| WHAT IS REQUIRED |
Write the records out again, exactly as they stand below.

(Dataset rows for apps and sites)
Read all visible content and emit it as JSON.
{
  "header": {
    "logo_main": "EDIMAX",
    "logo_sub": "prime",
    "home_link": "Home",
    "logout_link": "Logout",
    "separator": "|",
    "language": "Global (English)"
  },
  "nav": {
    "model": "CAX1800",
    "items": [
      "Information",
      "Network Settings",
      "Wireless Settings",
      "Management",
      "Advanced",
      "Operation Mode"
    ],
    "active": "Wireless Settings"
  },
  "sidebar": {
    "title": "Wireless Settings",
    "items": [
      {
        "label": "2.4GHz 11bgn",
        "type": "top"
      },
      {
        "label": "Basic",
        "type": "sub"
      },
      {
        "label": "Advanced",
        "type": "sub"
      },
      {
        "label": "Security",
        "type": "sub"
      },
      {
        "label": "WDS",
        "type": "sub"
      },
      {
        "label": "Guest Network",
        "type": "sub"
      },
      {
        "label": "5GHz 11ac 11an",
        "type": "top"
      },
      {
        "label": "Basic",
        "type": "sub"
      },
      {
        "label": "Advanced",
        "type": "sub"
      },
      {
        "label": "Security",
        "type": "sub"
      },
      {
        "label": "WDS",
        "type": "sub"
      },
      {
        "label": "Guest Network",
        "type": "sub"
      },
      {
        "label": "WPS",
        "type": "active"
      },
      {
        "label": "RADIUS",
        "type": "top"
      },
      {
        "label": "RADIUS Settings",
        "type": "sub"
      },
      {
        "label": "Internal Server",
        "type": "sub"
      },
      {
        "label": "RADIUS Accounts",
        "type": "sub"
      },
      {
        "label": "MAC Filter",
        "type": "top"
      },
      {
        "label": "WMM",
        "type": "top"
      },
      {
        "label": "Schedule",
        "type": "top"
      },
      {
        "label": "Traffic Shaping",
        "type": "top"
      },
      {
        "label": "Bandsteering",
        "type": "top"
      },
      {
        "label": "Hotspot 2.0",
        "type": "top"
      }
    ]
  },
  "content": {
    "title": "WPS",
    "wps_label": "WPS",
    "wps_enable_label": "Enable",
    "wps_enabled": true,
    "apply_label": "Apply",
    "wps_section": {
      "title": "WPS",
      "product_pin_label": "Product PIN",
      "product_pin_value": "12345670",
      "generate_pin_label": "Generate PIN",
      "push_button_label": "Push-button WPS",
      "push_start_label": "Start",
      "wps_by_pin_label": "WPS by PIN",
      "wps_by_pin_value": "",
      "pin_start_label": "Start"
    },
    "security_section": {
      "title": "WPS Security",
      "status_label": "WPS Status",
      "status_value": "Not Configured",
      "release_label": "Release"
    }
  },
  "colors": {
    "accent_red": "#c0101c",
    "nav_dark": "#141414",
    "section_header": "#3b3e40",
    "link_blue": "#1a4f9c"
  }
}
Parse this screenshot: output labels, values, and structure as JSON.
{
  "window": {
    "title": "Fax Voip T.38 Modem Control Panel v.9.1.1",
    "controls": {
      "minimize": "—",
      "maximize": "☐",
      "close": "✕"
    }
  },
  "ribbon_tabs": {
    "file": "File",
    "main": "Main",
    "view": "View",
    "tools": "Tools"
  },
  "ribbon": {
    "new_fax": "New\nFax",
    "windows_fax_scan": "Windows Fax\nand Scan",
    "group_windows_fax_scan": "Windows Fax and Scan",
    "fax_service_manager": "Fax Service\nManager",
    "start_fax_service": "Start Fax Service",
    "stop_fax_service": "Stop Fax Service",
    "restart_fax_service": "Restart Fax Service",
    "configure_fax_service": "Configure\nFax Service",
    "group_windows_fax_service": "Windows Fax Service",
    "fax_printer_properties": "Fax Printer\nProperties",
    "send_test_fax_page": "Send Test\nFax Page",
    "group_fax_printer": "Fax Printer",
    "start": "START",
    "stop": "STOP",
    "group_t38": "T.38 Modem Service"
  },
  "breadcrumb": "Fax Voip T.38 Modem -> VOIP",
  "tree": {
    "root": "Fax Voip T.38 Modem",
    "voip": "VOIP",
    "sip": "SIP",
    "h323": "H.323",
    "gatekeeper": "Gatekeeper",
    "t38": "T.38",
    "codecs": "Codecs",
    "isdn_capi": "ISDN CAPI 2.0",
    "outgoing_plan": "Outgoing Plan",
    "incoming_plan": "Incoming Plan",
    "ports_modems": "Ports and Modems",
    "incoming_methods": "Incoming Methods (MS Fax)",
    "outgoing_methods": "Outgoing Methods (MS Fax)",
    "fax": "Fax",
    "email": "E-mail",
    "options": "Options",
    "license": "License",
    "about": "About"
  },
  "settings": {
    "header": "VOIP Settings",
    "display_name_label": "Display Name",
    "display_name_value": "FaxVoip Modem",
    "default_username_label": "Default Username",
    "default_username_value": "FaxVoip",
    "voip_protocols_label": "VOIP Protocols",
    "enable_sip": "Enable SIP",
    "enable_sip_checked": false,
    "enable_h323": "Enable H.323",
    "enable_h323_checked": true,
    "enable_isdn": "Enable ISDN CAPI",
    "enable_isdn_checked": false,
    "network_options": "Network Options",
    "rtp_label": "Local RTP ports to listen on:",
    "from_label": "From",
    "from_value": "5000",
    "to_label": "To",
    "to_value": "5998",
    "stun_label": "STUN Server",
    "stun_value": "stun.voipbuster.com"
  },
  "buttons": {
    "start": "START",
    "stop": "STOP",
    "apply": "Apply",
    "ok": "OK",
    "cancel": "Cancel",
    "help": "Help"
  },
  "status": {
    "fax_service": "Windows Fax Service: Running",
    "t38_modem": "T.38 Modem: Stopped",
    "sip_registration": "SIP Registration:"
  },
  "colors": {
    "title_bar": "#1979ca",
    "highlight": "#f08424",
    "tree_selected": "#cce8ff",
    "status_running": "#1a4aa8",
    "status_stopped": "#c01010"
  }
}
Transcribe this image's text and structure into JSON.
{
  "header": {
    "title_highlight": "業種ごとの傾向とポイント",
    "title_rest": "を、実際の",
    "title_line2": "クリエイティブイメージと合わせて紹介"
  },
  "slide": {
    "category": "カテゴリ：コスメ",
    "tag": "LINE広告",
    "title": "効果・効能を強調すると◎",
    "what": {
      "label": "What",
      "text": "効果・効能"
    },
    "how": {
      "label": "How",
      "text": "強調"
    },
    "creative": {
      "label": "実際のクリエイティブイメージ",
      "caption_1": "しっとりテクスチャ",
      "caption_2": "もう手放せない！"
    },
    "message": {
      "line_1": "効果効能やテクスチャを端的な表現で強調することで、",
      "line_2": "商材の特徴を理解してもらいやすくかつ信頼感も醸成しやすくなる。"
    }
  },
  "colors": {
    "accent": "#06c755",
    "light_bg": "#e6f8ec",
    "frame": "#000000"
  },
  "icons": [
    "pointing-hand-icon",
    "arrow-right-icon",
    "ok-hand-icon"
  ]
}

| RESPONSE TO THE EXERCISE |
Read all visible content and emit it as JSON.
{
  "header": {
    "logo_main": "EDIMAX",
    "logo_sub": "prime",
    "home_link": "Home",
    "logout_link": "Logout",
    "separator": "|",
    "language": "Global (English)"
  },
  "nav": {
    "model": "CAX1800",
    "items": [
      "Information",
      "Network Settings",
      "Wireless Settings",
      "Management",
      "Advanced",
      "Operation Mode"
    ],
    "active": "Wireless Settings"
  },
  "sidebar": {
    "title": "Wireless Settings",
    "items": [
      {
        "label": "2.4GHz 11bgn",
        "type": "top"
      },
      {
        "label": "Basic",
        "type": "sub"
      },
      {
        "label": "Advanced",
        "type": "sub"
      },
      {
        "label": "Security",
        "type": "sub"
      },
      {
        "label": "WDS",
        "type": "sub"
      },
      {
        "label": "Guest Network",
        "type": "sub"
      },
      {
        "label": "5GHz 11ac 11an",
        "type": "top"
      },
      {
        "label": "Basic",
        "type": "sub"
      },
      {
        "label": "Advanced",
        "type": "sub"
      },
      {
        "label": "Security",
        "type": "sub"
      },
      {
        "label": "WDS",
        "type": "sub"
      },
      {
        "label": "Guest Network",
        "type": "sub"
      },
      {
        "label": "WPS",
        "type": "active"
      },
      {
        "label": "RADIUS",
        "type": "top"
      },
      {
        "label": "RADIUS Settings",
        "type": "sub"
      },
      {
        "label": "Internal Server",
        "type": "sub"
      },
      {
        "label": "RADIUS Accounts",
        "type": "sub"
      },
      {
        "label": "MAC Filter",
        "type": "top"
      },
      {
        "label": "WMM",
        "type": "top"
      },
      {
        "label": "Schedule",
        "type": "top"
      },
      {
        "label": "Traffic Shaping",
        "type": "top"
      },
      {
        "label": "Bandsteering",
        "type": "top"
      },
      {
        "label": "Hotspot 2.0",
        "type": "top"
      }
    ]
  },
  "content": {
    "title": "WPS",
    "wps_label": "WPS",
    "wps_enable_label": "Enable",
    "wps_enabled": true,
    "apply_label": "Apply",
    "wps_section": {
      "title": "WPS",
      "product_pin_label": "Product PIN",
      "product_pin_value": "12345670",
      "generate_pin_label": "Generate PIN",
      "push_button_label": "Push-button WPS",
      "push_start_label": "Start",
      "wps_by_pin_label": "WPS by PIN",
      "wps_by_pin_value": "",
      "pin_start_label": "Start"
    },
    "security_section": {
      "title": "WPS Security",
      "status_label": "WPS Status",
      "status_value": "Not Configured",
      "release_label": "Release"
    }
  },
  "colors": {
    "accent_red": "#c0101c",
    "nav_dark": "#141414",
    "section_header": "#3b3e40",
    "link_blue": "#1a4f9c"
  }
}
Parse this screenshot: output labels, values, and structure as JSON.
{
  "window": {
    "title": "Fax Voip T.38 Modem Control Panel v.9.1.1",
    "controls": {
      "minimize": "—",
      "maximize": "☐",
      "close": "✕"
    }
  },
  "ribbon_tabs": {
    "file": "File",
    "main": "Main",
    "view": "View",
    "tools": "Tools"
  },
  "ribbon": {
    "new_fax": "New\nFax",
    "windows_fax_scan": "Windows Fax\nand Scan",
    "group_windows_fax_scan": "Windows Fax and Scan",
    "fax_service_manager": "Fax Service\nManager",
    "start_fax_service": "Start Fax Service",
    "stop_fax_service": "Stop Fax Service",
    "restart_fax_service": "Restart Fax Service",
    "configure_fax_service": "Configure\nFax Service",
    "group_windows_fax_service": "Windows Fax Service",
    "fax_printer_properties": "Fax Printer\nProperties",
    "send_test_fax_page": "Send Test\nFax Page",
    "group_fax_printer": "Fax Printer",
    "start": "START",
    "stop": "STOP",
    "group_t38": "T.38 Modem Service"
  },
  "breadcrumb": "Fax Voip T.38 Modem -> VOIP",
  "tree": {
    "root": "Fax Voip T.38 Modem",
    "voip": "VOIP",
    "sip": "SIP",
    "h323": "H.323",
    "gatekeeper": "Gatekeeper",
    "t38": "T.38",
    "codecs": "Codecs",
    "isdn_capi": "ISDN CAPI 2.0",
    "outgoing_plan": "Outgoing Plan",
    "incoming_plan": "Incoming Plan",
    "ports_modems": "Ports and Modems",
    "incoming_methods": "Incoming Methods (MS Fax)",
    "outgoing_methods": "Outgoing Methods (MS Fax)",
    "fax": "Fax",
    "email": "E-mail",
    "options": "Options",
    "license": "License",
    "about": "About"
  },
  "settings": {
    "header": "VOIP Settings",
    "display_name_label": "Display Name",
    "display_name_value": "FaxVoip Modem",
    "default_username_label": "Default Username",
    "default_username_value": "FaxVoip",
    "voip_protocols_label": "VOIP Protocols",
    "enable_sip": "Enable SIP",
    "enable_sip_checked": false,
    "enable_h323": "Enable H.323",
    "enable_h323_checked": true,
    "enable_isdn": "Enable ISDN CAPI",
    "enable_isdn_checked": false,
    "network_options": "Network Options",
    "rtp_label": "Local RTP ports to listen on:",
    "from_label": "From",
    "from_value": "5000",
    "to_label": "To",
    "to_value": "5998",
    "stun_label": "STUN Server",
    "stun_value": "stun.voipbuster.com"
  },
  "buttons": {
    "start": "START",
    "stop": "STOP",
    "apply": "Apply",
    "ok": "OK",
    "cancel": "Cancel",
    "help": "Help"
  },
  "status": {
    "fax_service": "Windows Fax Service: Running",
    "t38_modem": "T.38 Modem: Stopped",
    "sip_registration": "SIP Registration:"
  },
  "colors": {
    "title_bar": "#1979ca",
    "highlight": "#f08424",
    "tree_selected": "#cce8ff",
    "status_running": "#1a4aa8",
    "status_stopped": "#c01010"
  }
}
Transcribe this image's text and structure into JSON.
{
  "header": {
    "title_highlight": "業種ごとの傾向とポイント",
    "title_rest": "を、実際の",
    "title_line2": "クリエイティブイメージと合わせて紹介"
  },
  "slide": {
    "category": "カテゴリ：コスメ",
    "tag": "LINE広告",
    "title": "効果・効能を強調すると◎",
    "what": {
      "label": "What",
      "text": "効果・効能"
    },
    "how": {
      "label": "How",
      "text": "強調"
    },
    "creative": {
      "label": "実際のクリエイティブイメージ",
      "caption_1": "しっとりテクスチャ",
      "caption_2": "もう手放せない！"
    },
    "message": {
      "line_1": "効果効能やテクスチャを端的な表現で強調することで、",
      "line_2": "商材の特徴を理解してもらいやすくかつ信頼感も醸成しやすくなる。"
    }
  },
  "colors": {
    "accent": "#06c755",
    "light_bg": "#e6f8ec",
    "frame": "#000000"
  },
  "icons": [
    "pointing-hand-icon",
    "arrow-right-icon",
    "ok-hand-icon"
  ]
}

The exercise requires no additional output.